- Issue online: 15 DEC 2010
- Version of Record online: 26 MAY 2010
- Received 22 November 2009 Accepted 12 April 2010
- atrial fibrillation;
- brain natriuretic peptide;
- in-hospital mortality;
- ischaemic stroke;
- transient ischaemic attack
Background and purpose: Atrial fibrillation (AF) is the most powerful predictor of early death in patients with acute ischaemic stroke. We investigated whether the plasma brain natriuretic peptide (BNP) level on admission can serve as a biological marker of in-hospital death in acute ischaemic stroke and transient ischaemic attack (TIA) patients with AF.
Methods: We prospectively enrolled ischaemic stroke and TIA patients with AF within 24 h of onset and measured plasma BNP on admission. Patients were divided into two groups: the deceased group, who died during hospitalization, and the survival group. The factors associated with in-hospital death were investigated by multivariate logistic regression analysis.

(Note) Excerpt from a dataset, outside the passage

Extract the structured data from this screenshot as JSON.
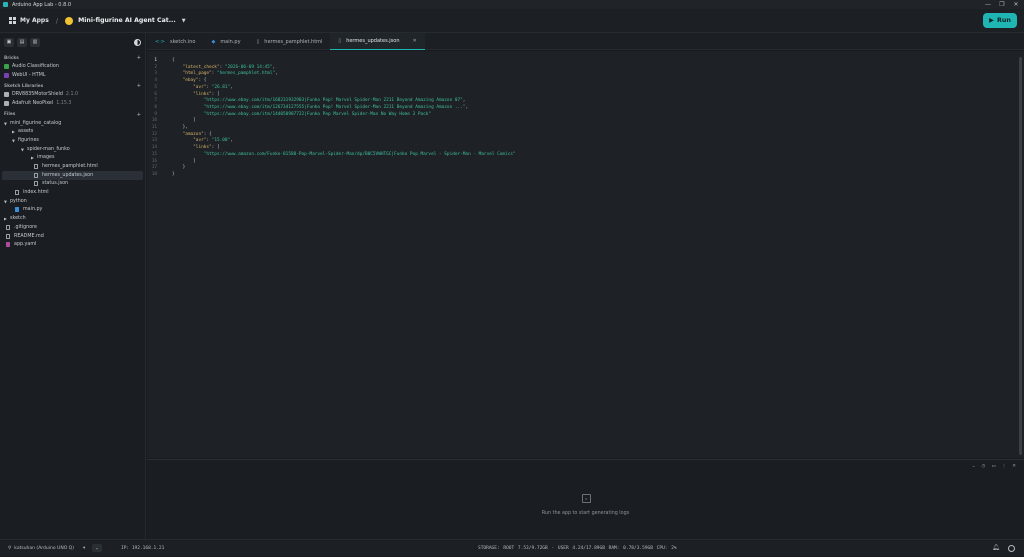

Results: A total of 221 patients with AF were enrolled. Death occurred in 24 (10.9%) patients. The mean ± SD of the plasma BNP level of the deceased group was significantly higher than that of the survival group (714.1 ± 716.3 vs. 320.0 ± 380.7 pg/ml, P < 0.0001). The optimal cutoff level, sensitivity, and specificity of BNP levels to distinguish the deceased group from the survival group were 320 pg/ml, 79.2, and 69.0%, respectively. Multivariate logistic regression analysis demonstrated that age per 10 years increase (OR, 3.56; 95% CI, 1.728–7.346, P = 0.0006), internal carotid artery occlusion (OR, 10.20; 95% CI, 2.525–41.177, P = 0.0011), NIHSS score of >17 (OR, 4.68; 95% CI, 1.137–19.286, P = 0.0325), and plasma BNP level of >320 pg/ml (OR, 4.74; 95% CI, 1.260–17.800, P = 0.0213) were independent factors associated with in-hospital death.

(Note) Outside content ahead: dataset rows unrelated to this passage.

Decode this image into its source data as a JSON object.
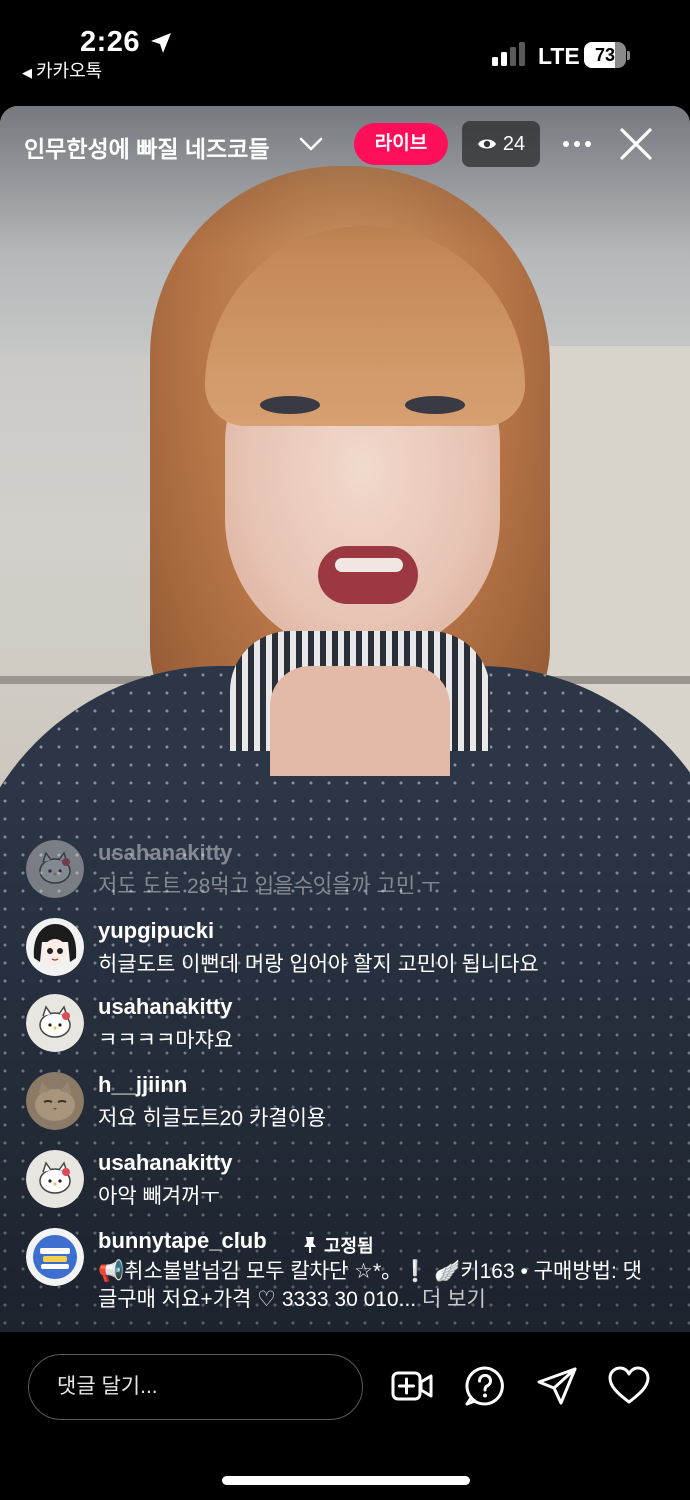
{
  "status_bar": {
    "time": "2:26",
    "back_app": "카카오톡",
    "network": "LTE",
    "battery_pct": "73",
    "battery_level": 0.73
  },
  "header": {
    "title": "인무한성에 빠질 네즈코들",
    "live_badge": "라이브",
    "viewer_count": "24"
  },
  "comments": [
    {
      "user": "usahanakitty",
      "text": "저도 도트 28먹고 입을수잇을까 고민 ㅜ",
      "avatar": "hello-kitty-avatar"
    },
    {
      "user": "yupgipucki",
      "text": "히글도트 이뻔데 머랑 입어야 할지 고민이 됩니다요",
      "avatar": "anime-girl-avatar"
    },
    {
      "user": "usahanakitty",
      "text": "ㅋㅋㅋㅋ마쟈요",
      "avatar": "hello-kitty-avatar"
    },
    {
      "user": "h__jjiinn",
      "text": "저요 히글도트20 카결이용",
      "avatar": "cat-avatar"
    },
    {
      "user": "usahanakitty",
      "text": "아악 빼겨꺼ㅜ",
      "avatar": "hello-kitty-avatar"
    }
  ],
  "pinned_comment": {
    "user": "bunnytape_club",
    "pinned_label": "고정됨",
    "text": "📢취소불발넘김 모두 칼차단 ☆*。❕ 🪽키163 • 구매방법: 댓글구매 저요+가격 ♡ 3333 30 010...",
    "more_label": "더 보기",
    "avatar": "bunnytape-logo-avatar"
  },
  "bottom_bar": {
    "comment_placeholder": "댓글 달기..."
  }
}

Conclusion: The plasma BNP level on admission can predict in-hospital death in acute ischaemic stroke and TIA patients with AF.